What’s at stake is nothing less than the financial and reputational foundation of your company. As detailed in previous Compliance Insider blogs, good compliance translates directly into stronger bottom lines, better investment, greater stability, and a far bigger capacity to grow amid a turbulent regulatory environment.
2. Who’s the Real Enemy?
All good stories have a good guy and a bad guy. Your company and its employees, shareholders, and customers are, of course, the good guys. The bad guys aren’t employees who report problems. They’re not the occasional customer who files a lawsuit. It’s not demanding shareholders. The bad guys are the regulatory agencies, the bureaucrats who have the time, leisure, and resources to come after a company with a relentless focus. (We’re not saying, we hope it is obvious, that regulators are bad people or doing bad things; this is simply a device to help create a more powerful narrative.)
Like any bad guy, they can be defeated by focusing on the challenge, and the opportunity that gets created as part of the struggle. And like any bad guy, you can rally the good guys to get behind a coordinated, well-conceived strategy for both offense and defense.
3. What’s the Challenge?
Your data illustrates where the challenges lie. Too much regulatory risk, an active investigation, the threat of lawsuits, an imminent merger, an underperforming hotline, or a dozen other places where compliance risk poses specific company challenges.
As an example, a challenge could be under corporate acquisition. There are legal challenges in the conduct of acquired companies. There are financial challenges if too much was paid for a company where the risks of a significant fine were unknown or underestimated. There is the challenge of a loss of business if the acquirer must terminate a transaction tainted by bribery.
Challenges vary by industry and by company, but there should be a few big ones that are active in any given quarter and year.
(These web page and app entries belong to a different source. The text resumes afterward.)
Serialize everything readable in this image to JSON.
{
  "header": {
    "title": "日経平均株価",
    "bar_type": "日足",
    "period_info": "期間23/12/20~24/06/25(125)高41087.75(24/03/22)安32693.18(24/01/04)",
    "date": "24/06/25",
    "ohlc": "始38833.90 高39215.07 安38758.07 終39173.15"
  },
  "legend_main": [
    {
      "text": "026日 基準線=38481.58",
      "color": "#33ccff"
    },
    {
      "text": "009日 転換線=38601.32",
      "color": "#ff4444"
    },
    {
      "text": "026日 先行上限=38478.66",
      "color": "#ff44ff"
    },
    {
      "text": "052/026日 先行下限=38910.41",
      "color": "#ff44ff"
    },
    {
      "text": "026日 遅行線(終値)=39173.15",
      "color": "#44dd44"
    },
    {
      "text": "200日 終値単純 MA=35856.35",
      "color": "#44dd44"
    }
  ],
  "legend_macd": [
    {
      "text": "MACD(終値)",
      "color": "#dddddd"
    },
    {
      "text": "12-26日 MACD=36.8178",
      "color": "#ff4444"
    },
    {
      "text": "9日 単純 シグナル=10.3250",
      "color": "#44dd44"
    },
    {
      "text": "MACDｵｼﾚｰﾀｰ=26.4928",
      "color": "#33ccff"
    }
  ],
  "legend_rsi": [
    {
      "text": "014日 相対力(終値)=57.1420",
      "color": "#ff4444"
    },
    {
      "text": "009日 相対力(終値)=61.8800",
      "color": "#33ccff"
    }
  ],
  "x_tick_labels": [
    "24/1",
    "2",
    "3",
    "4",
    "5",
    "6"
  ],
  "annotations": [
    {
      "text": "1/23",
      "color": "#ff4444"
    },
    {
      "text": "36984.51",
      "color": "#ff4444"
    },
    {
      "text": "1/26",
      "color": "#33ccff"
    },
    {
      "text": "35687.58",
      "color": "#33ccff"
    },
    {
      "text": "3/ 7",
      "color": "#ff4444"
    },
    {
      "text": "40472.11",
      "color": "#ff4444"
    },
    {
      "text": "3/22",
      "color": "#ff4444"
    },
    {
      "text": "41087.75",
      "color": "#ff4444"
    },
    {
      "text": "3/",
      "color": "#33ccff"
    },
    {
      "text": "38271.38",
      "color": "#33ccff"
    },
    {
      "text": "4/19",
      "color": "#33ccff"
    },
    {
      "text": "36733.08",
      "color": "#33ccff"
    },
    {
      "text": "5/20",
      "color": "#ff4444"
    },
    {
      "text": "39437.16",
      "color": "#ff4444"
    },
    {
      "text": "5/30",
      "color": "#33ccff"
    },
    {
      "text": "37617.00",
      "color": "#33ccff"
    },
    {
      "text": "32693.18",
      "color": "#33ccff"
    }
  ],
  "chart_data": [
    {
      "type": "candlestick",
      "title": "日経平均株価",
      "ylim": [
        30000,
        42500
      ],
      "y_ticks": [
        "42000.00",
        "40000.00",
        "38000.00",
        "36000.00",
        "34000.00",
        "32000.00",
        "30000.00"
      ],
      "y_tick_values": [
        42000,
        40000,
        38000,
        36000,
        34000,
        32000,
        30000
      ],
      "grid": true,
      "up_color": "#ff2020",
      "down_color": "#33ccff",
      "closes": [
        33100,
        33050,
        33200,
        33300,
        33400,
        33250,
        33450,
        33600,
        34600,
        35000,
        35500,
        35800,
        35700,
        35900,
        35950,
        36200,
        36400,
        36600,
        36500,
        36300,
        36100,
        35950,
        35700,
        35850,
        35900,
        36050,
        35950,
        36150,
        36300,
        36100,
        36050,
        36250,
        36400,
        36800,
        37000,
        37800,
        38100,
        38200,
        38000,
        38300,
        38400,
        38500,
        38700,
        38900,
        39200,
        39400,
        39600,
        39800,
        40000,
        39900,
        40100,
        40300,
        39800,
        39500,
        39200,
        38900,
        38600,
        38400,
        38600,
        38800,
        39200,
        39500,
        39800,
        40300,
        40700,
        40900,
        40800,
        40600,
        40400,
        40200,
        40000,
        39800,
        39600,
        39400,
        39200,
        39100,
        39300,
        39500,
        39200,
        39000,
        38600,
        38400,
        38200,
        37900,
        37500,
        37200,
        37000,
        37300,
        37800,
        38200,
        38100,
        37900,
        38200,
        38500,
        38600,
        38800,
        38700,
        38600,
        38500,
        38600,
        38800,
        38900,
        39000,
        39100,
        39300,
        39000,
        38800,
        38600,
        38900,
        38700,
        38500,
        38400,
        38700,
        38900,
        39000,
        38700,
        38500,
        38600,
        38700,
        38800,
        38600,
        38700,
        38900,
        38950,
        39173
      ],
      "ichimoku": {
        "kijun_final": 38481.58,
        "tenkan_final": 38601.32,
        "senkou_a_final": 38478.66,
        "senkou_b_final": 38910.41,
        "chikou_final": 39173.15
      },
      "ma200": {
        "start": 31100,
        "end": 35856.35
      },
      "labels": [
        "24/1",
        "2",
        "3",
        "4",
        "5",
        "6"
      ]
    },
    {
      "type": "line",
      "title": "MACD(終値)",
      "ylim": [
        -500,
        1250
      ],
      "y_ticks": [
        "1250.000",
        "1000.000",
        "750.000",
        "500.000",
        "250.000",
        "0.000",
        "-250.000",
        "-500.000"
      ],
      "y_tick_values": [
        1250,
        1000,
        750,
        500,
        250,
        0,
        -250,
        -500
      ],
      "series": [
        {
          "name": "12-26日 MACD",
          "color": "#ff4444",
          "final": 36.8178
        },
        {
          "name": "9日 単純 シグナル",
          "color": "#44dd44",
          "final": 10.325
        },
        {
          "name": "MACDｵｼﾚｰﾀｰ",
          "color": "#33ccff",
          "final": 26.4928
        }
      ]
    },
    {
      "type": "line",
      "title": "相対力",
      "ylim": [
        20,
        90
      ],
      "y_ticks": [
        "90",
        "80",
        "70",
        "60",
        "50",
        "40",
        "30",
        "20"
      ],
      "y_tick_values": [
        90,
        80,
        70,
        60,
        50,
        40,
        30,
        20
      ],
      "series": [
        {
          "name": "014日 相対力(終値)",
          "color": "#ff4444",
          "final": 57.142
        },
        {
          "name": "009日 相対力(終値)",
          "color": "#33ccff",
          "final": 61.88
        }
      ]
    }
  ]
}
The challenge is complicated by the Bad Guys, and how they might make the challenge even more complex.
4. What’s the Opportunity?
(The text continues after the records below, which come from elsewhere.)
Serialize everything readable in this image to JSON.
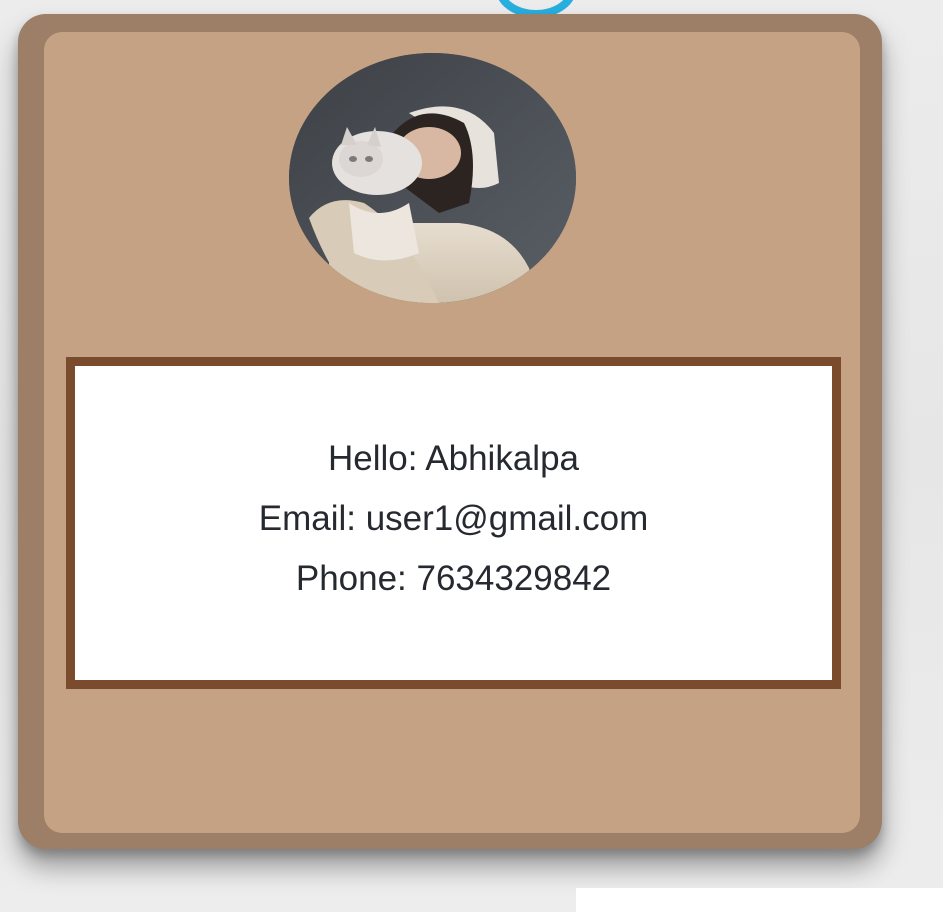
{
  "profile": {
    "avatar_icon": "profile-photo-avatar",
    "hello_text": "Hello: Abhikalpa",
    "email_text": "Email: user1@gmail.com",
    "phone_text": "Phone: 7634329842"
  },
  "colors": {
    "card_outer": "#9c7f66",
    "card_inner": "#c5a283",
    "info_border": "#7a4b2d",
    "accent_ring": "#29aee0",
    "text": "#262a30"
  }
}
Challenges always present opportunities. Therefore, challenges aren’t just about avoiding fines, lawsuits, and investigations. They’re also places where a company can, if it looks at it correctly, create the kind of corporate compliance that drives profits and investments by creating a deeply stable and responsive culture.
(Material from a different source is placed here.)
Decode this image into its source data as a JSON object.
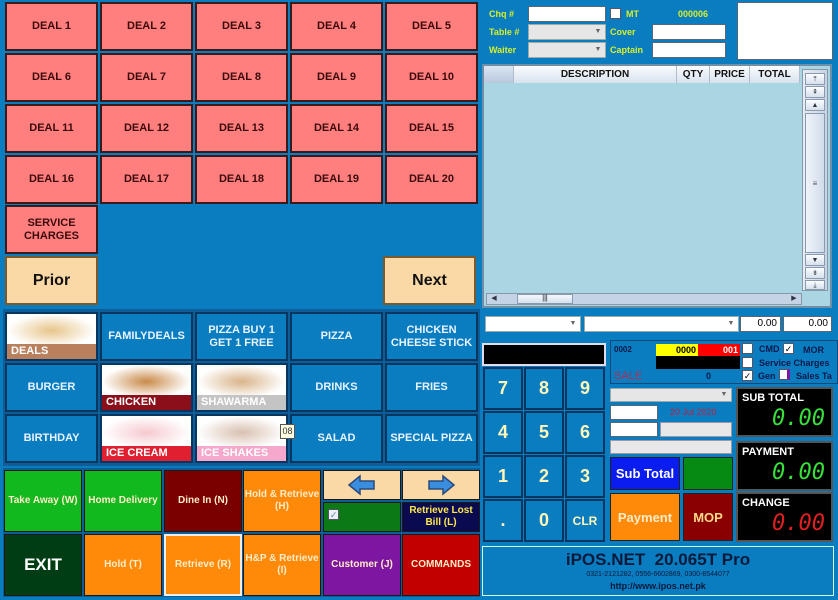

Here’s a hint: the goal isn’t to be compliant. That’s a given. The goal is much bigger than that. It might be for your company to become an industry leader. To crush its next round of funding. To get a cure to the market. To move into double-digit growth. Great compliance, in other words, is the fuel of great companies.
The opportunity of becoming more compliant is nothing less than to support the company in it’s loftiest goals. If you can frame compliance around this opportunity, you’ll inspire and educate your Board like never before.
5. What’s the Happily-Ever-After?
Compliance, like so many other parts of a living and breathing company, isn’t a finish line that just gets crossed one day. Compliance, as it evolves and brings the latest technologies to bear on its data, is about being adaptive, proactive, forward-looking, and nimble in the face of mergers, new laws and regulations, and changing legal landscapes.
The happily-ever-after is a corporate culture that has been sold on the demonstrable value that compliance brings to a company’s bottom line, which helps create happier employees, stronger growth, greater resilience, and a clear path through the tangled path of doing business in a global and interconnected world.
At your next Board meeting, tell them a story that inspires and motivates, so that compliance can live up to its potential as a driver of profitability, stability, and overall corporate success.
Convercent offers comprehensive and integrated compliance management, reporting, and defense for compliance departments who want to become best-in-breed. Our bi-weekly blog offers cutting edge information for compliance professionals.
Want more information on how to Present to the Board? Our just-released eBook is available now: Reporting to the Board, a Comprehensive Guide to Persuasion, Presentation, and Making an Impact.